Apple's decision to pull its products from the EPEAT 'green' certification registry is having repercussions in at least one city. After hearing that the company would no longer certify its products as environmentally friendly using EPEAT, San Francisco's Department of Environment told CIO Journal that the city would not purchase any more Apple computers. The Department says a 2007 policy only allows agencies to buy EPEAT-certified computers and monitors with public funds, and the city's Chief Information Officer — who manages purchases — is backing the decision. Although it will be possible for individual agencies to get a waiver, the CIO says "it’s going to be very problematic to procure Apple products."

Department of Environment director Melanie Nutter says she hopes "the city saying it will not buy Apple products will make Apple reconsider its participation" in EPEAT. Some universities have also told CIO Journal they are now reconsidering their Apple purchases. Even so, it's unlikely Apple will go back, especially since its latest compact designs are at odds with EPEAT's requirements for recyclable, upgradeable machines. So far, Apple has not replied to our request for comment.

Update: Apple has given us the following statement:

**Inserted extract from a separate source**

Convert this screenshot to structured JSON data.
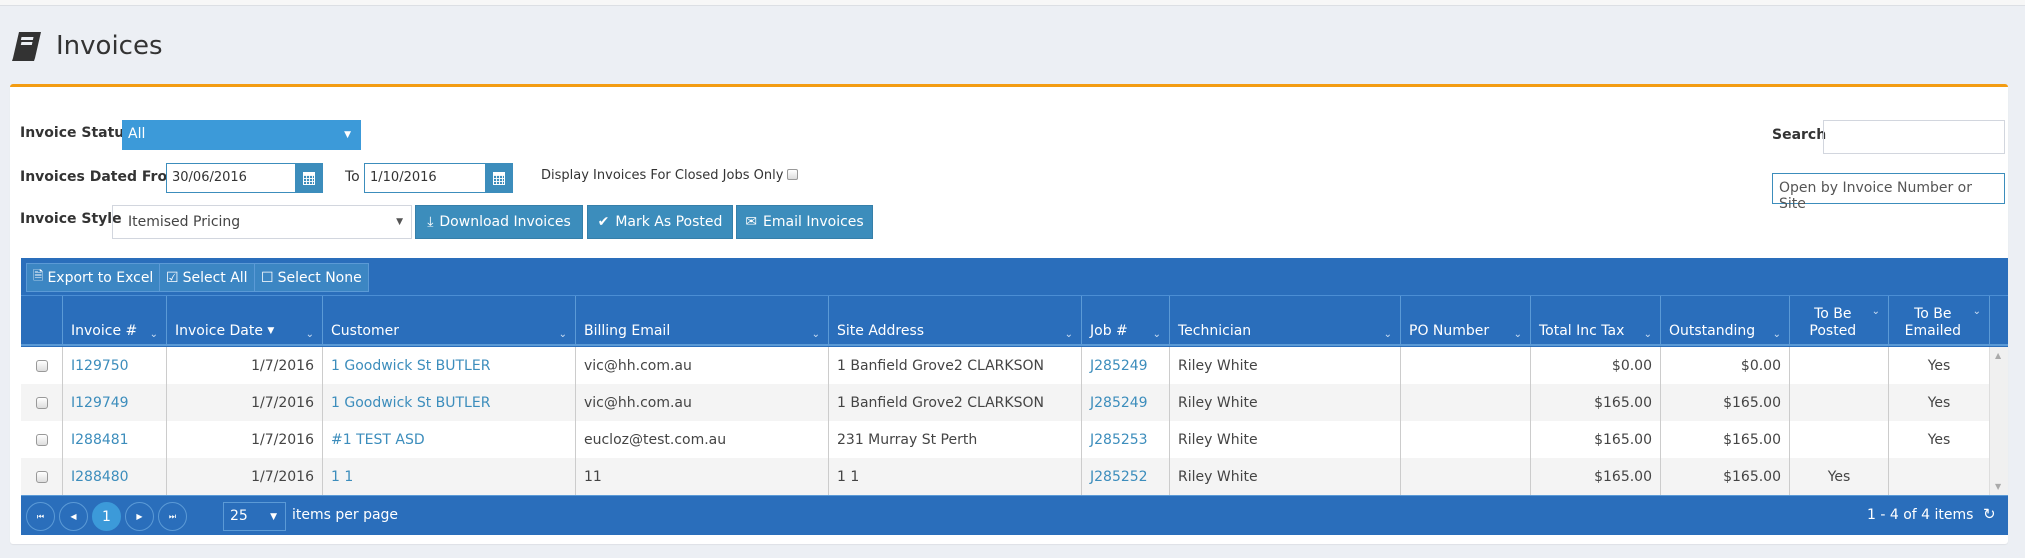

Apple takes a comprehensive approach to measuring our environmental impact and all of our products meet the strictest energy efficiency standards backed by the US government, Energy Star 5.2. We also lead the industry by reporting each product's greenhouse gas emissions on our website, and Apple products are superior in other important environmental areas not measured by EPEAT, such as removal of toxic materials.